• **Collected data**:
-*-*-

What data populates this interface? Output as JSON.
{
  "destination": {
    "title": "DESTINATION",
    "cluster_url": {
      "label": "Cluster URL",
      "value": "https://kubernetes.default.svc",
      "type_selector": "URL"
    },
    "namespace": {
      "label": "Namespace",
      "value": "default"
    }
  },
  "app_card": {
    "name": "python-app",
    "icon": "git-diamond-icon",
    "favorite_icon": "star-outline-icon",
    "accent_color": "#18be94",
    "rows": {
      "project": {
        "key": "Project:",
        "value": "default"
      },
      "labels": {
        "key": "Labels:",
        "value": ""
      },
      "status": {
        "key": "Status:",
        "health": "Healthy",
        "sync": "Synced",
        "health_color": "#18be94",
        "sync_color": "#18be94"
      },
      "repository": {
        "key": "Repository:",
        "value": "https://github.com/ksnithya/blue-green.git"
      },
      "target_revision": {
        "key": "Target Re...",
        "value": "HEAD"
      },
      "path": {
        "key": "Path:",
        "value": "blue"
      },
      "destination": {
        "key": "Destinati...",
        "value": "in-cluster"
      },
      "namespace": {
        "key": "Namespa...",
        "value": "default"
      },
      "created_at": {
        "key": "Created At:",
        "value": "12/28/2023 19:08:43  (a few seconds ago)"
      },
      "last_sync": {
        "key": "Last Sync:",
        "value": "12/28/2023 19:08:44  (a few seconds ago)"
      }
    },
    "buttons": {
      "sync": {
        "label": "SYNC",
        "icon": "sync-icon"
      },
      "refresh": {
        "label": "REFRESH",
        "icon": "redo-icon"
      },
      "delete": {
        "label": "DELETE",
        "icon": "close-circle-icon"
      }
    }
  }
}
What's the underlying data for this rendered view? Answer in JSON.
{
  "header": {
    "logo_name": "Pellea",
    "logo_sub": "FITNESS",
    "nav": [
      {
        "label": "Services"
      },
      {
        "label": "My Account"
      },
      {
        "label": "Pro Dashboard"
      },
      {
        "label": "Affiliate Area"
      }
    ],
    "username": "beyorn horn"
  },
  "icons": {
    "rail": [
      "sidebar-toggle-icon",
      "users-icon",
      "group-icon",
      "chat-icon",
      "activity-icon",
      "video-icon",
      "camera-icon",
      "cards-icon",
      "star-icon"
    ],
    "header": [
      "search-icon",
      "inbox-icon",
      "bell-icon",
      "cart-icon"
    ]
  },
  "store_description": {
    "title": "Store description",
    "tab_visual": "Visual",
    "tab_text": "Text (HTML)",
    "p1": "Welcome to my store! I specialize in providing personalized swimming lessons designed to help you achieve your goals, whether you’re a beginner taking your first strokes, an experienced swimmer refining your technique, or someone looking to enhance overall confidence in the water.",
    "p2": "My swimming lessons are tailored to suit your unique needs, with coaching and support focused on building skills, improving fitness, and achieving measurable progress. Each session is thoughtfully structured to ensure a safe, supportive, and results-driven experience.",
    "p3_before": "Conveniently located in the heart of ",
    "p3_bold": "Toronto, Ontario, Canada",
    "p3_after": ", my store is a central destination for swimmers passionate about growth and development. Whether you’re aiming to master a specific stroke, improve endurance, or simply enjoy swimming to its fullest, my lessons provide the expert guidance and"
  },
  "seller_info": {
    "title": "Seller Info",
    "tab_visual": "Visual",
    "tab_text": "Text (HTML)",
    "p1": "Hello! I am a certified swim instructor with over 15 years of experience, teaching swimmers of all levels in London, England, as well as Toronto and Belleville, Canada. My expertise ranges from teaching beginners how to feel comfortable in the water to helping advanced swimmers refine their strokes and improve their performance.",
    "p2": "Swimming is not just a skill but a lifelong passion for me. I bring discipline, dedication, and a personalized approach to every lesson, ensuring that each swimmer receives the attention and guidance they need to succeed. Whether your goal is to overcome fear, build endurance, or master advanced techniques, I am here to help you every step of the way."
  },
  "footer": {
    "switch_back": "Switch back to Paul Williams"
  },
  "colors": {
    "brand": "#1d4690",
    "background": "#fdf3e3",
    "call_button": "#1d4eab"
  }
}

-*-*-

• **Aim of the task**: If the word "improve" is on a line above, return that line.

• **Exercise output**:
    "p3_after": ", my store is a central destination for swimmers passionate about growth and development. Whether you’re aiming to master a specific stroke, improve endurance, or simply enjoy swimming to its fullest, my lessons provide the expert guidance and"
    "p1": "Hello! I am a certified swim instructor with over 15 years of experience, teaching swimmers of all levels in London, England, as well as Toronto and Belleville, Canada. My expertise ranges from teaching beginners how to feel comfortable in the water to helping advanced swimmers refine their strokes and improve their performance.",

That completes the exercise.